Work order
Examine the records and identify each line that includes the string "state". Copy those lines.

Exercise materials
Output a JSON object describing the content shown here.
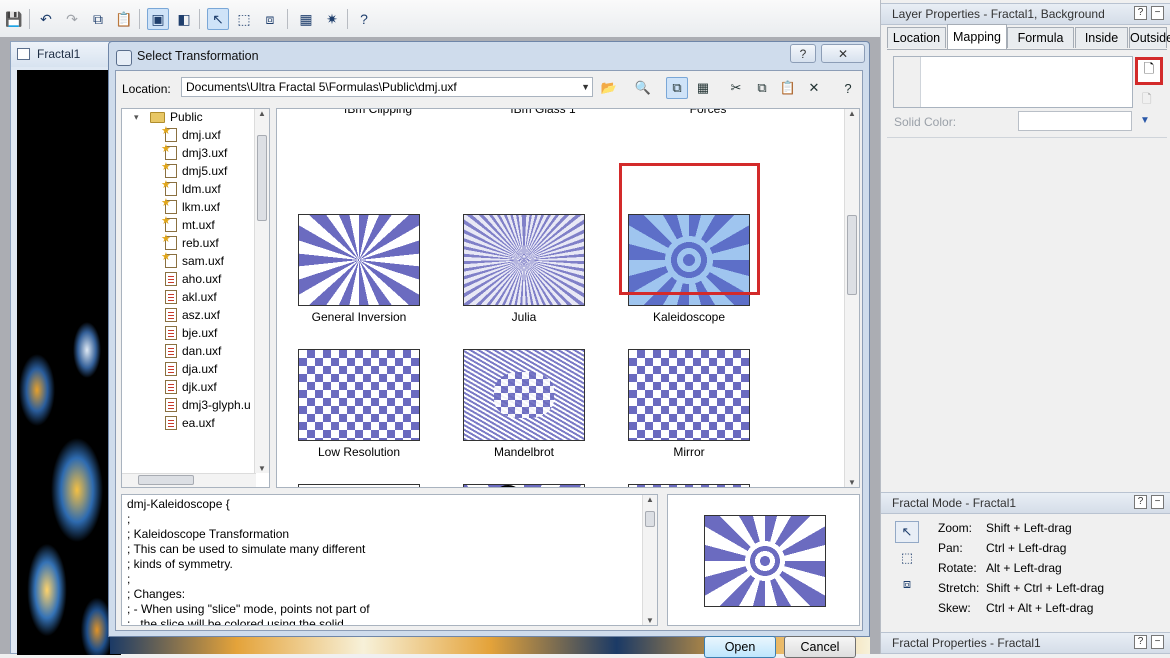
{
  "toolbar": {
    "items": [
      "save",
      "undo",
      "redo",
      "copy",
      "paste",
      "view-fractal",
      "view-split",
      "select",
      "transform-nodes",
      "stretch",
      "render",
      "settings",
      "help"
    ]
  },
  "fractal_window": {
    "title": "Fractal1"
  },
  "dialog": {
    "title": "Select Transformation",
    "help_label": "?",
    "close_label": "✕",
    "location_label": "Location:",
    "location_value": "Documents\\Ultra Fractal 5\\Formulas\\Public\\dmj.uxf",
    "tree": {
      "root": "Public",
      "files": [
        {
          "name": "dmj.uxf",
          "icon": "star-file-icon"
        },
        {
          "name": "dmj3.uxf",
          "icon": "star-file-icon"
        },
        {
          "name": "dmj5.uxf",
          "icon": "star-file-icon"
        },
        {
          "name": "ldm.uxf",
          "icon": "star-file-icon"
        },
        {
          "name": "lkm.uxf",
          "icon": "star-file-icon"
        },
        {
          "name": "mt.uxf",
          "icon": "star-file-icon"
        },
        {
          "name": "reb.uxf",
          "icon": "star-file-icon"
        },
        {
          "name": "sam.uxf",
          "icon": "star-file-icon"
        },
        {
          "name": "aho.uxf",
          "icon": "page-file-icon"
        },
        {
          "name": "akl.uxf",
          "icon": "page-file-icon"
        },
        {
          "name": "asz.uxf",
          "icon": "page-file-icon"
        },
        {
          "name": "bje.uxf",
          "icon": "page-file-icon"
        },
        {
          "name": "dan.uxf",
          "icon": "page-file-icon"
        },
        {
          "name": "dja.uxf",
          "icon": "page-file-icon"
        },
        {
          "name": "djk.uxf",
          "icon": "page-file-icon"
        },
        {
          "name": "dmj3-glyph.u",
          "icon": "page-file-icon"
        },
        {
          "name": "ea.uxf",
          "icon": "page-file-icon"
        }
      ]
    },
    "gallery": {
      "top_labels": [
        "fBm Clipping",
        "fBm Glass 1",
        "Forces"
      ],
      "items": [
        {
          "label": "General Inversion",
          "pattern": "inversion"
        },
        {
          "label": "Julia",
          "pattern": "julia"
        },
        {
          "label": "Kaleidoscope",
          "pattern": "kaleido",
          "selected": true
        },
        {
          "label": "Low Resolution",
          "pattern": "checker"
        },
        {
          "label": "Mandelbrot",
          "pattern": "mandel"
        },
        {
          "label": "Mirror",
          "pattern": "checker"
        },
        {
          "label": "",
          "pattern": "blobs"
        },
        {
          "label": "",
          "pattern": "circles"
        },
        {
          "label": "",
          "pattern": "checker"
        }
      ]
    },
    "description": [
      "dmj-Kaleidoscope {",
      ";",
      "; Kaleidoscope Transformation",
      "; This can be used to simulate many different",
      "; kinds of symmetry.",
      ";",
      "; Changes:",
      "; - When using \"slice\" mode, points not part of",
      ";   the slice will be colored using the solid"
    ],
    "open_label": "Open",
    "cancel_label": "Cancel"
  },
  "layer_properties": {
    "title": "Layer Properties - Fractal1, Background",
    "tabs": [
      "Location",
      "Mapping",
      "Formula",
      "Inside",
      "Outside"
    ],
    "active_tab": "Mapping",
    "solid_color_label": "Solid Color:"
  },
  "fractal_mode": {
    "title": "Fractal Mode - Fractal1",
    "rows": [
      {
        "action": "Zoom:",
        "keys": "Shift + Left-drag"
      },
      {
        "action": "Pan:",
        "keys": "Ctrl + Left-drag"
      },
      {
        "action": "Rotate:",
        "keys": "Alt + Left-drag"
      },
      {
        "action": "Stretch:",
        "keys": "Shift + Ctrl + Left-drag"
      },
      {
        "action": "Skew:",
        "keys": "Ctrl + Alt + Left-drag"
      }
    ]
  },
  "fractal_properties": {
    "title": "Fractal Properties - Fractal1"
  },
  "colors": {
    "highlight": "#d32a2a",
    "pattern_blue": "#6b6bc0",
    "kaleido_light": "#9fc5ef"
  }
}
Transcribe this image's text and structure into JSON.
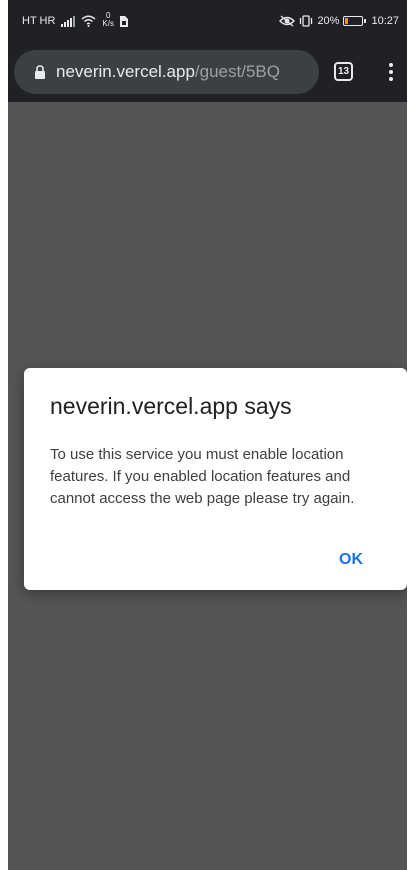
{
  "status_bar": {
    "carrier": "HT HR",
    "net_speed_value": "0",
    "net_speed_unit": "K/s",
    "battery_percent_text": "20%",
    "battery_level": 0.2,
    "time": "10:27"
  },
  "browser": {
    "url_host": "neverin.vercel.app",
    "url_path": "/guest/5BQ",
    "tab_count": "13"
  },
  "dialog": {
    "title": "neverin.vercel.app says",
    "message": "To use this service you must enable location features. If you enabled location features and cannot access the web page please try again.",
    "ok_label": "OK"
  },
  "colors": {
    "status_bar_bg": "#202124",
    "page_overlay": "#555555",
    "dialog_bg": "#ffffff",
    "ok_button": "#1a73e8",
    "battery_low": "#f29900"
  },
  "icons": {
    "signal": "signal-icon",
    "wifi": "wifi-icon",
    "sim": "sim-card-icon",
    "eye": "eye-comfort-icon",
    "vibrate": "vibrate-icon",
    "battery": "battery-icon",
    "lock": "lock-icon",
    "menu": "more-vert-icon"
  }
}
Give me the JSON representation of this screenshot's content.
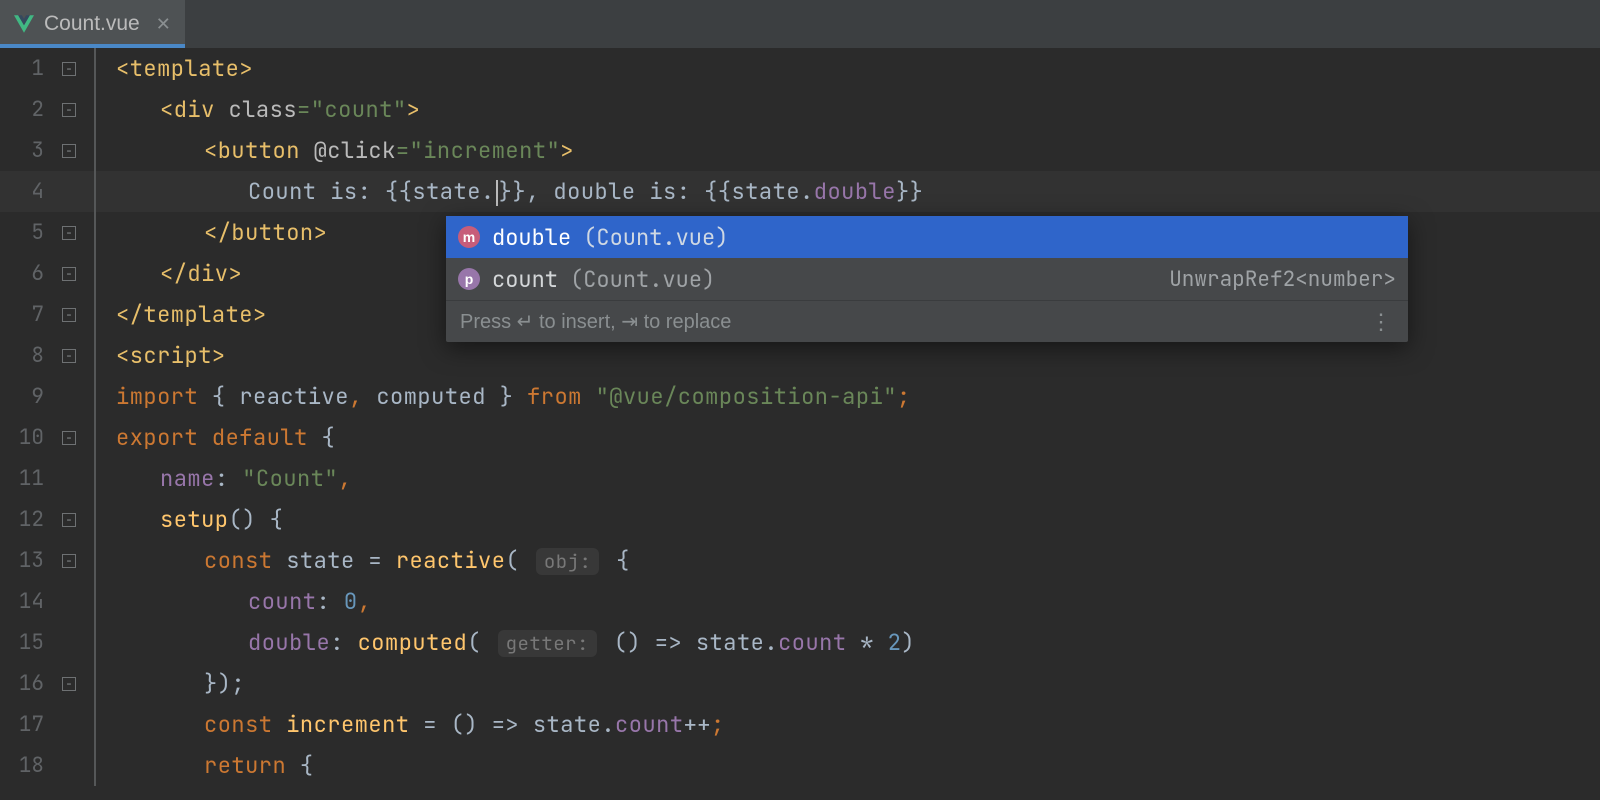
{
  "tab": {
    "filename": "Count.vue"
  },
  "gutter": {
    "lines": [
      "1",
      "2",
      "3",
      "4",
      "5",
      "6",
      "7",
      "8",
      "9",
      "10",
      "11",
      "12",
      "13",
      "14",
      "15",
      "16",
      "17",
      "18"
    ]
  },
  "code": {
    "l1": {
      "open": "<",
      "tag": "template",
      "close": ">"
    },
    "l2": {
      "open": "<",
      "tag": "div",
      "sp": " ",
      "attr": "class",
      "eq": "=",
      "qv": "\"count\"",
      "close": ">"
    },
    "l3": {
      "open": "<",
      "tag": "button",
      "sp": " ",
      "attr": "@click",
      "eq": "=",
      "qv": "\"increment\"",
      "close": ">"
    },
    "l4": {
      "t1": "Count is: {{",
      "p1": "state",
      "dot": ".",
      "t2": "}}, double is: {{",
      "p2": "state",
      "dot2": ".",
      "p3": "double",
      "t3": "}}"
    },
    "l5": {
      "open": "</",
      "tag": "button",
      "close": ">"
    },
    "l6": {
      "open": "</",
      "tag": "div",
      "close": ">"
    },
    "l7": {
      "open": "</",
      "tag": "template",
      "close": ">"
    },
    "l8": {
      "open": "<",
      "tag": "script",
      "close": ">"
    },
    "l9": {
      "kw": "import ",
      "b1": "{ ",
      "i1": "reactive",
      "c": ", ",
      "i2": "computed",
      "b2": " } ",
      "from": "from ",
      "s": "\"@vue/composition-api\"",
      "semi": ";"
    },
    "l10": {
      "kw": "export default ",
      "b": "{"
    },
    "l11": {
      "prop": "name",
      "colon": ": ",
      "s": "\"Count\"",
      "comma": ","
    },
    "l12": {
      "fn": "setup",
      "paren": "() {"
    },
    "l13": {
      "kw": "const ",
      "id": "state ",
      "eq": "= ",
      "fn": "reactive",
      "open": "( ",
      "hint": "obj:",
      "sp": " ",
      "brace": "{"
    },
    "l14": {
      "prop": "count",
      "colon": ": ",
      "num": "0",
      "comma": ","
    },
    "l15": {
      "prop": "double",
      "colon": ": ",
      "fn": "computed",
      "open": "( ",
      "hint": "getter:",
      "sp": " ",
      "arrow": "() => ",
      "id": "state",
      "dot": ".",
      "p": "count",
      "op": " * ",
      "num": "2",
      "close": ")"
    },
    "l16": {
      "close": "});"
    },
    "l17": {
      "kw": "const ",
      "fn": "increment ",
      "eq": "= () => ",
      "id": "state",
      "dot": ".",
      "p": "count",
      "op": "++",
      "semi": ";"
    },
    "l18": {
      "kw": "return ",
      "b": "{"
    }
  },
  "completion": {
    "items": [
      {
        "badge": "m",
        "label": "double",
        "loc": "(Count.vue)",
        "type": ""
      },
      {
        "badge": "p",
        "label": "count",
        "loc": "(Count.vue)",
        "type": "UnwrapRef2<number>"
      }
    ],
    "footer": "Press ↵ to insert, ⇥ to replace"
  }
}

Final answer
      "p1": "state",
      "p2": "state",
      "id": "state ",
      "id": "state",
      "id": "state",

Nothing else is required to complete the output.